Figure 1c shows cell energy-conversion efficiency versus ERE for a range of photovoltaic materials. For crystalline III–V materials, ERE can be as high as % for the record %-efficient GaAs cell. For silicon, ERE is lower (–%) and constrained to values well below %, as intrinsic non-radiative Auger recombination. This book covers the recent advances in photovoltaics materials and their innovative applications. Many materials science problems are encountered in understanding existing solar cells and the development of more efficient, less costly, and more stable cells. This important and timely book provides a historical overview, but concentrates primarily on the exciting developments in the last decade. @article{osti_, title = {Amorphous silicon photovoltaic solar cells}, author = {Collares-Pereira, M. and Gordon, J.M.}, abstractNote = {The authors propose a new method for manufacturing and deploying amorphous silicon solar cells which is based on creating an effectively bifacial photovoltaic device by utilizing part of the glazing of a CPC-type nonimaging concentrator as active absorber.   Dr. Gavin Conibeer is Deputy Director of the Centre of Excellence for Advanced Silicon Photovoltaics and Photonics at the University of New South Wales (UNSW, Australia). He has a BSc (Eng) and MSc (London) and received his PhD at Southampton University (UK). His research interests include third generation photovoltaics, hot carrier cooling in semiconductors, phonon dispersion .

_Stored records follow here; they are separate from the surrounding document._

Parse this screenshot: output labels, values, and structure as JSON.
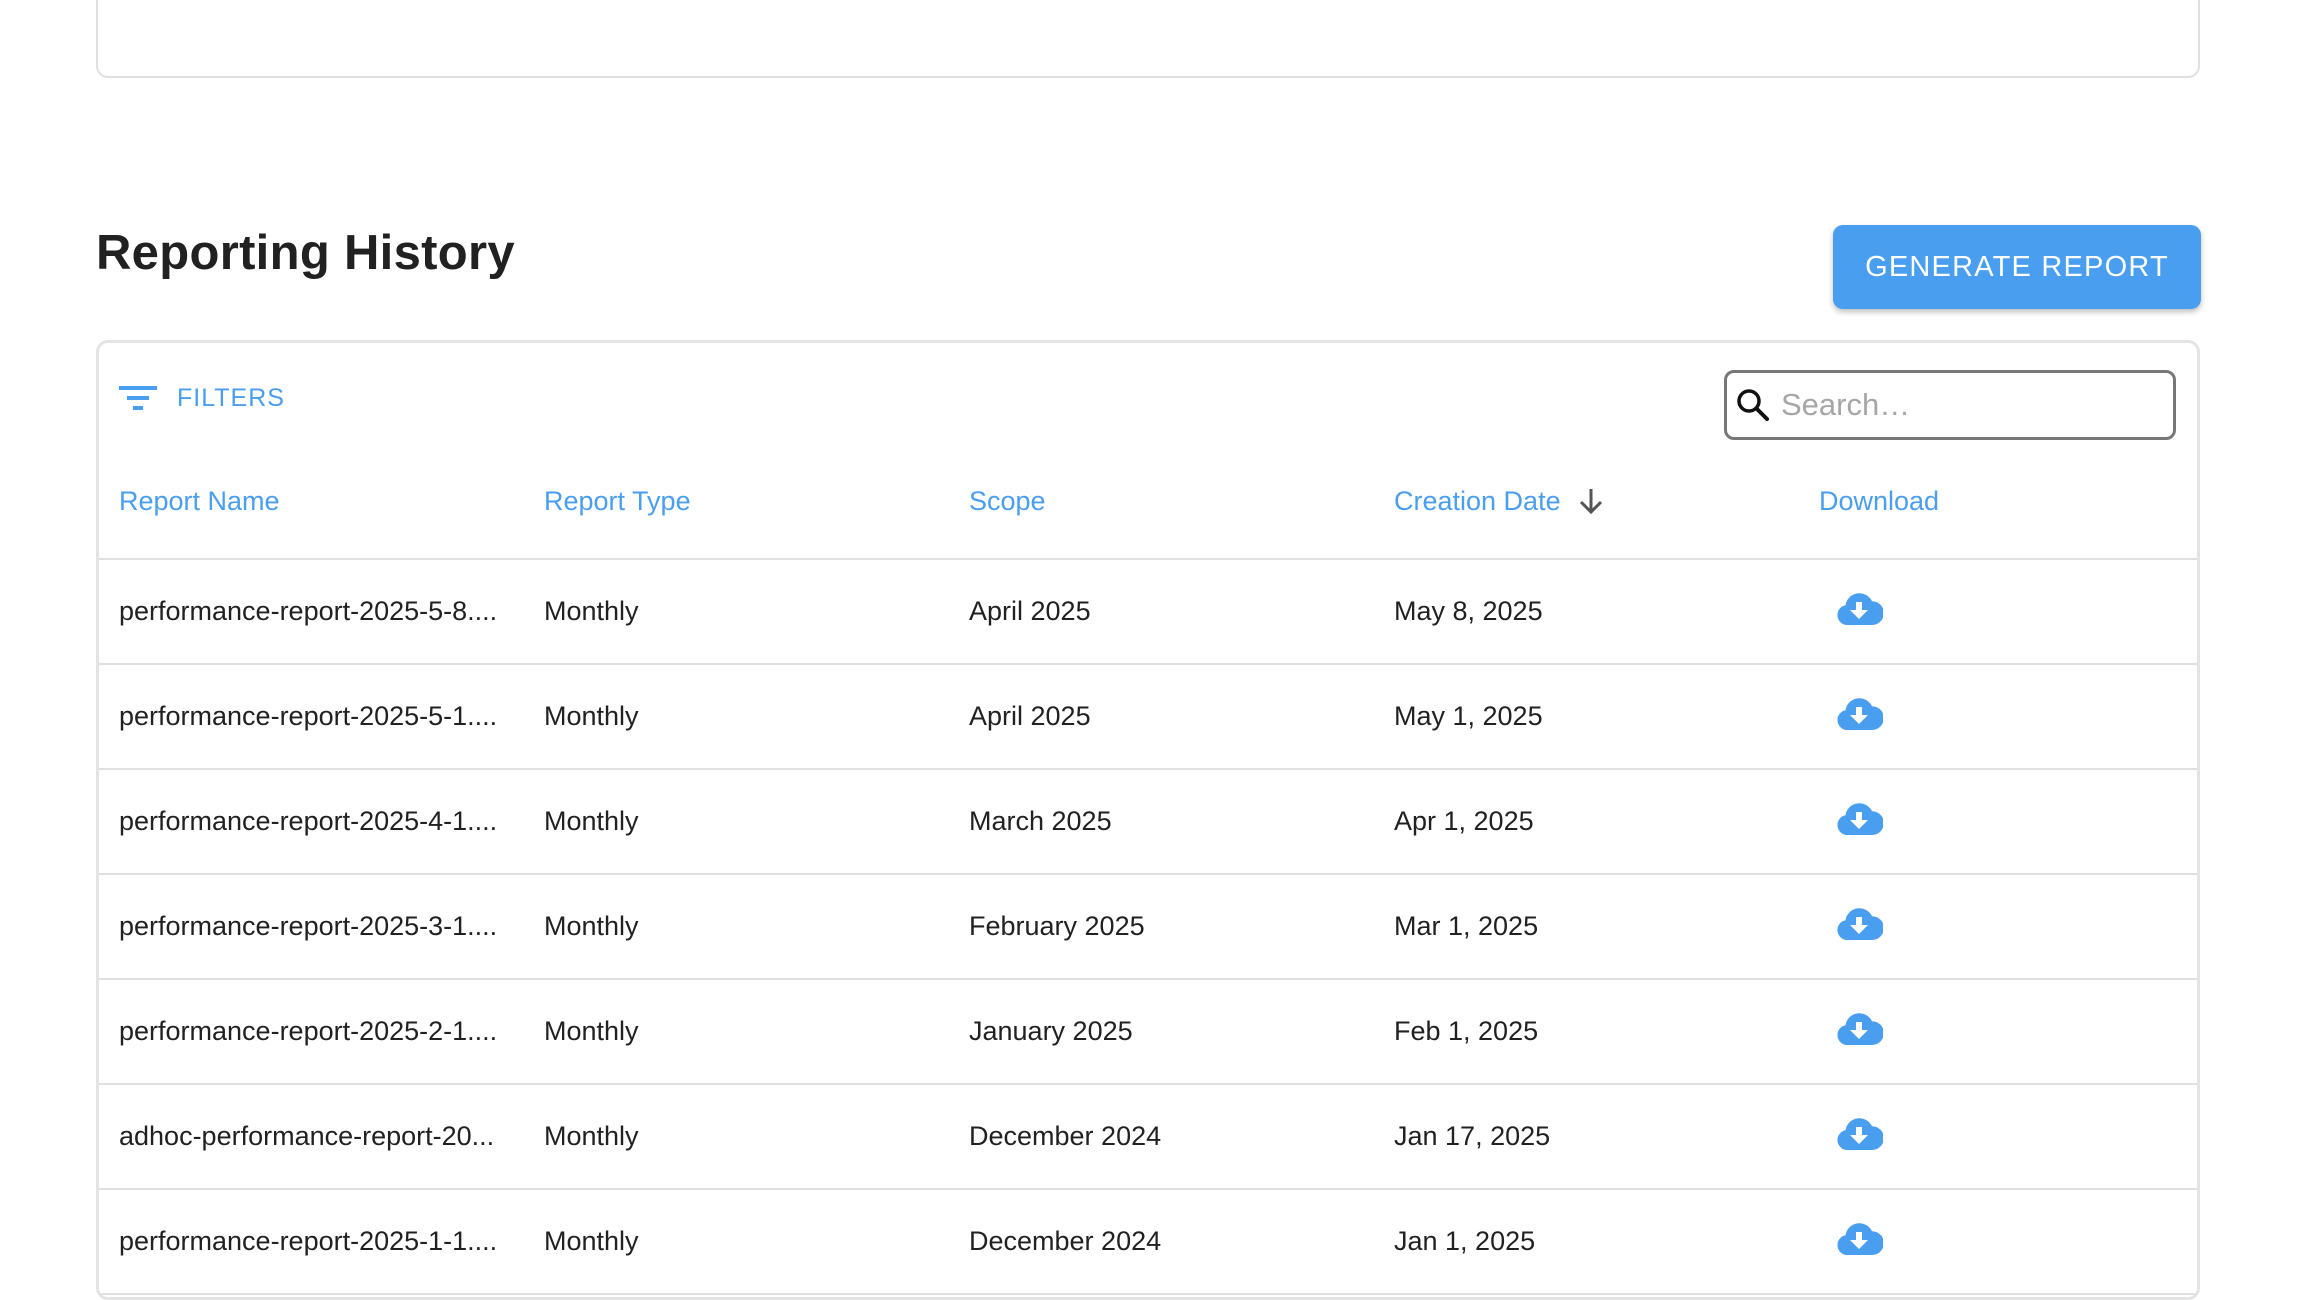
{
  "section": {
    "title": "Reporting History",
    "generate_label": "GENERATE REPORT"
  },
  "toolbar": {
    "filters_label": "FILTERS",
    "search_placeholder": "Search…",
    "search_value": ""
  },
  "columns": [
    "Report Name",
    "Report Type",
    "Scope",
    "Creation Date",
    "Download"
  ],
  "sort": {
    "column": "Creation Date",
    "direction": "descending"
  },
  "rows": [
    {
      "name": "performance-report-2025-5-8....",
      "type": "Monthly",
      "scope": "April 2025",
      "date": "May 8, 2025"
    },
    {
      "name": "performance-report-2025-5-1....",
      "type": "Monthly",
      "scope": "April 2025",
      "date": "May 1, 2025"
    },
    {
      "name": "performance-report-2025-4-1....",
      "type": "Monthly",
      "scope": "March 2025",
      "date": "Apr 1, 2025"
    },
    {
      "name": "performance-report-2025-3-1....",
      "type": "Monthly",
      "scope": "February 2025",
      "date": "Mar 1, 2025"
    },
    {
      "name": "performance-report-2025-2-1....",
      "type": "Monthly",
      "scope": "January 2025",
      "date": "Feb 1, 2025"
    },
    {
      "name": "adhoc-performance-report-20...",
      "type": "Monthly",
      "scope": "December 2024",
      "date": "Jan 17, 2025"
    },
    {
      "name": "performance-report-2025-1-1....",
      "type": "Monthly",
      "scope": "December 2024",
      "date": "Jan 1, 2025"
    }
  ],
  "icons": {
    "filter": "filter-list-icon",
    "search": "search-icon",
    "sort": "arrow-down-icon",
    "download": "cloud-download-icon"
  },
  "colors": {
    "accent": "#4a9eef",
    "text": "#212121",
    "border": "#e0e0e0"
  }
}
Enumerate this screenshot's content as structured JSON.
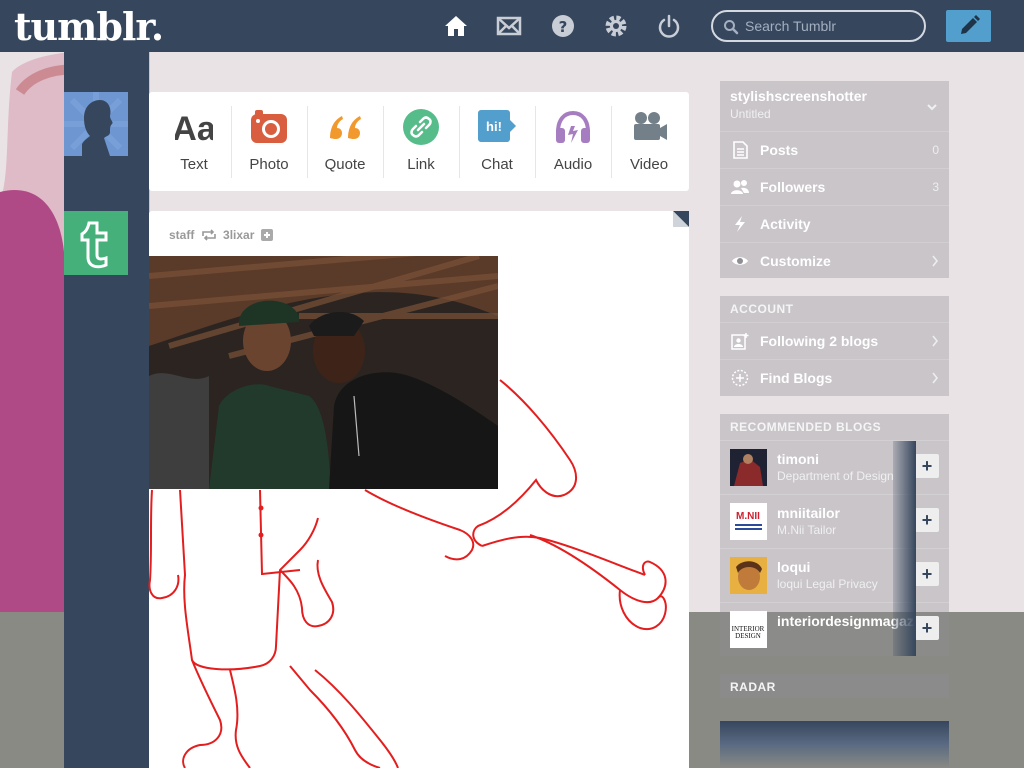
{
  "header": {
    "logo": "tumblr.",
    "nav_icons": [
      "home-icon",
      "mail-icon",
      "help-icon",
      "gear-icon",
      "power-icon"
    ],
    "search_placeholder": "Search Tumblr",
    "compose_icon": "pencil-icon"
  },
  "post_types": [
    {
      "label": "Text",
      "icon": "Aa",
      "color": "#444444"
    },
    {
      "label": "Photo",
      "icon": "camera-icon",
      "color": "#d95e40"
    },
    {
      "label": "Quote",
      "icon": "quote-icon",
      "color": "#f2992e"
    },
    {
      "label": "Link",
      "icon": "link-icon",
      "color": "#56bc8a"
    },
    {
      "label": "Chat",
      "icon": "hi!",
      "color": "#529ecc"
    },
    {
      "label": "Audio",
      "icon": "headphones-icon",
      "color": "#a77dc2"
    },
    {
      "label": "Video",
      "icon": "video-camera-icon",
      "color": "#748089"
    }
  ],
  "post": {
    "author": "staff",
    "reblogged_from": "3lixar"
  },
  "sidebar": {
    "blog_name": "stylishscreenshotter",
    "blog_title": "Untitled",
    "blog_items": [
      {
        "label": "Posts",
        "count": "0",
        "icon": "document-icon"
      },
      {
        "label": "Followers",
        "count": "3",
        "icon": "people-icon"
      },
      {
        "label": "Activity",
        "count": "",
        "icon": "lightning-icon"
      },
      {
        "label": "Customize",
        "count": "",
        "icon": "eye-icon"
      }
    ],
    "account_title": "ACCOUNT",
    "account_items": [
      {
        "label": "Following 2 blogs",
        "icon": "add-user-icon"
      },
      {
        "label": "Find Blogs",
        "icon": "compass-icon"
      }
    ],
    "recommended_title": "RECOMMENDED BLOGS",
    "recommended": [
      {
        "name": "timoni",
        "sub": "Department of Design"
      },
      {
        "name": "mniitailor",
        "sub": "M.Nii Tailor"
      },
      {
        "name": "loqui",
        "sub": "loqui   Legal   Privacy"
      },
      {
        "name": "interiordesignmagazine",
        "sub": ""
      }
    ],
    "radar_title": "RADAR"
  },
  "colors": {
    "header_bg": "#36465d",
    "accent_blue": "#529ecc",
    "tumblr_green": "#45b07a"
  }
}
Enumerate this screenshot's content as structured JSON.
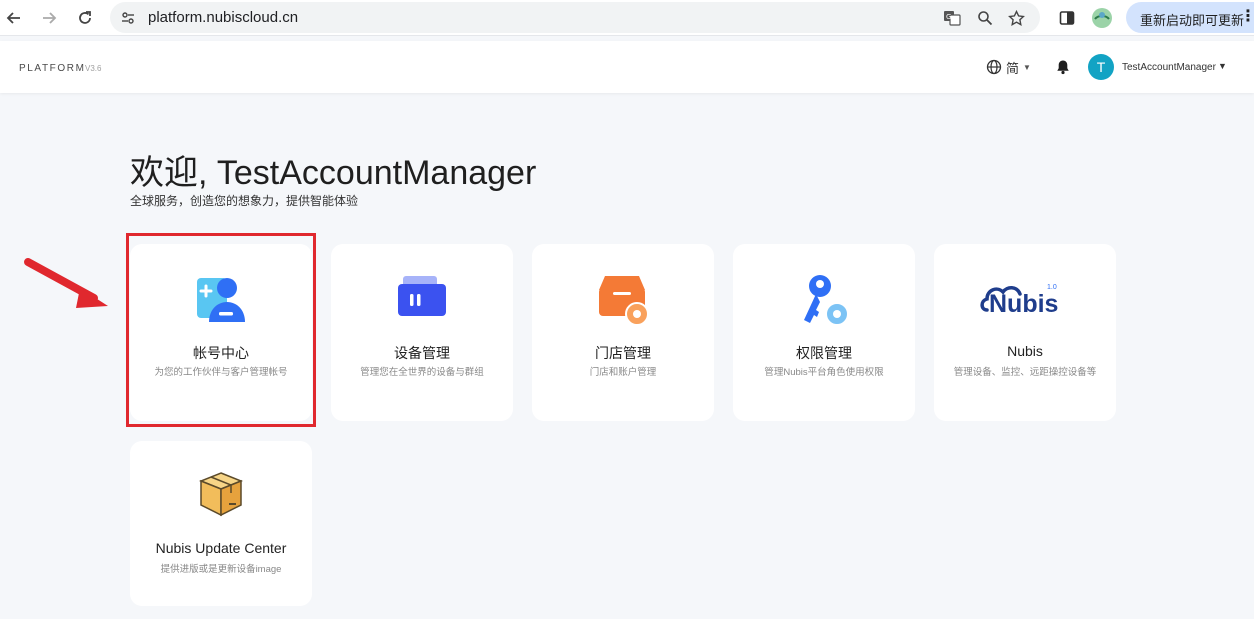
{
  "browser": {
    "url": "platform.nubiscloud.cn",
    "update_label": "重新启动即可更新",
    "more_label": "⋮"
  },
  "header": {
    "brand": "PLATFORM",
    "version": "V3.6",
    "language": "简",
    "avatar_initial": "T",
    "username": "TestAccountManager"
  },
  "welcome": {
    "title": "欢迎, TestAccountManager",
    "subtitle": "全球服务，创造您的想象力，提供智能体验"
  },
  "cards": [
    {
      "title": "帐号中心",
      "desc": "为您的工作伙伴与客户管理帐号",
      "icon": "account-center-icon"
    },
    {
      "title": "设备管理",
      "desc": "管理您在全世界的设备与群组",
      "icon": "device-management-icon"
    },
    {
      "title": "门店管理",
      "desc": "门店和账户管理",
      "icon": "store-management-icon"
    },
    {
      "title": "权限管理",
      "desc": "管理Nubis平台角色使用权限",
      "icon": "permission-key-icon"
    },
    {
      "title": "Nubis",
      "desc": "管理设备、监控、远距操控设备等",
      "icon": "nubis-logo-icon",
      "logo_text": "Nubis",
      "logo_sup": "1.0"
    },
    {
      "title": "Nubis Update Center",
      "desc": "提供进版或是更新设备image",
      "icon": "package-box-icon"
    }
  ],
  "colors": {
    "highlight": "#e0282e",
    "accent_blue": "#2f6ff5",
    "store_orange": "#f47a36",
    "avatar": "#12a3c4"
  }
}
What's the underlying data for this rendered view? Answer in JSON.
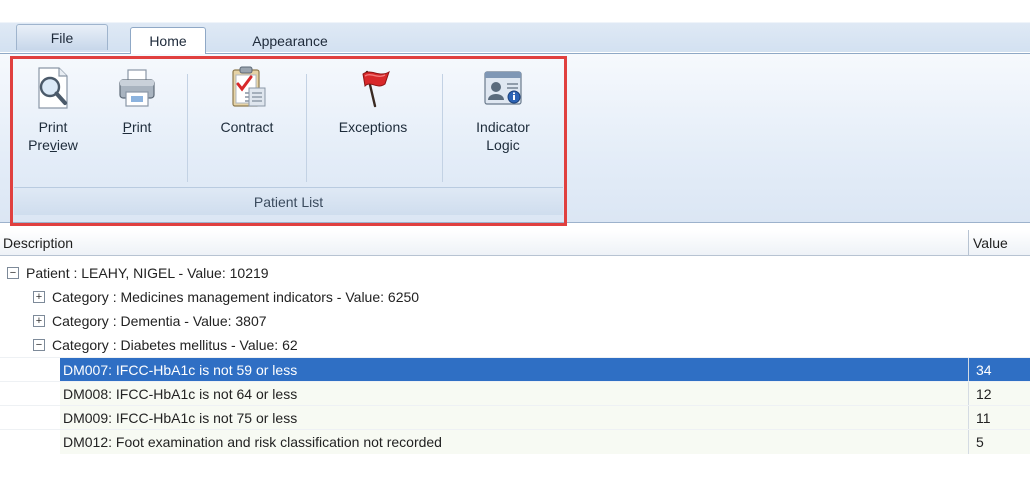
{
  "ribbon": {
    "tabs": [
      {
        "label": "File"
      },
      {
        "label": "Home"
      },
      {
        "label": "Appearance"
      }
    ],
    "buttons": {
      "print_preview": {
        "line1": "Print",
        "line2_pre": "Pre",
        "line2_u": "v",
        "line2_post": "iew",
        "icon": "magnifier-page-icon"
      },
      "print": {
        "label_u": "P",
        "label_rest": "rint",
        "icon": "printer-icon"
      },
      "contract": {
        "label": "Contract",
        "icon": "clipboard-checklist-icon"
      },
      "exceptions": {
        "label": "Exceptions",
        "icon": "red-flag-icon"
      },
      "indicator_logic": {
        "line1": "Indicator",
        "line2": "Logic",
        "icon": "user-info-card-icon"
      }
    },
    "group_label": "Patient List",
    "highlight_color": "#e0403f"
  },
  "list": {
    "columns": {
      "description": "Description",
      "value": "Value"
    },
    "rows": [
      {
        "text": "Patient : LEAHY, NIGEL - Value: 10219",
        "value": "",
        "expander": "−"
      },
      {
        "text": "Category : Medicines management indicators - Value: 6250",
        "value": "",
        "expander": "+"
      },
      {
        "text": "Category : Dementia - Value: 3807",
        "value": "",
        "expander": "+"
      },
      {
        "text": "Category : Diabetes mellitus - Value: 62",
        "value": "",
        "expander": "−"
      },
      {
        "text": "DM007: IFCC-HbA1c is not 59 or less",
        "value": "34"
      },
      {
        "text": "DM008: IFCC-HbA1c is not 64 or less",
        "value": "12"
      },
      {
        "text": "DM009: IFCC-HbA1c is not 75 or less",
        "value": "11"
      },
      {
        "text": "DM012: Foot examination and risk classification not recorded",
        "value": "5"
      }
    ],
    "selected_color": "#2f6fc4"
  }
}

The book is an invaluable reference for researchers, industrial engineers and designers working in solar energy generation. The book is also ideal for university and third-level physics or engineering courses on solar photovoltaics, with exercises to check students’ understanding and reinforce learning/5(). He acts as a reviewer for several scientific journals. He regularly attends world conferences on advanced materials and photovoltaics in Europe, USA, Japan and China, where he contributed with more than 80 presentations. He is co-author of the book “Solar Energy. The physics and engineering of photovoltaic conversion technologies and systems.”. Materials for Solar Energy Conversion The sun fuels our planet in many ways, providing thermal, electrical, and chemical potential energy. Our lab develops materials and strategies for three approaches for harnessing solar energy: 1) photovoltaics, 2) solar-to-fuel conversion, and 3) solar photocatalytic chemical transformations. Until recently, the power conversion efficiency of single-junction photovoltaic cells has been limited to approximately 33% - the so-called Shockley-Queisser limit. This book presents the latest developments in photovoltaics which seek to either reach or surpass the Shockley-Queisser limit, and to lower the cell cost per unit area.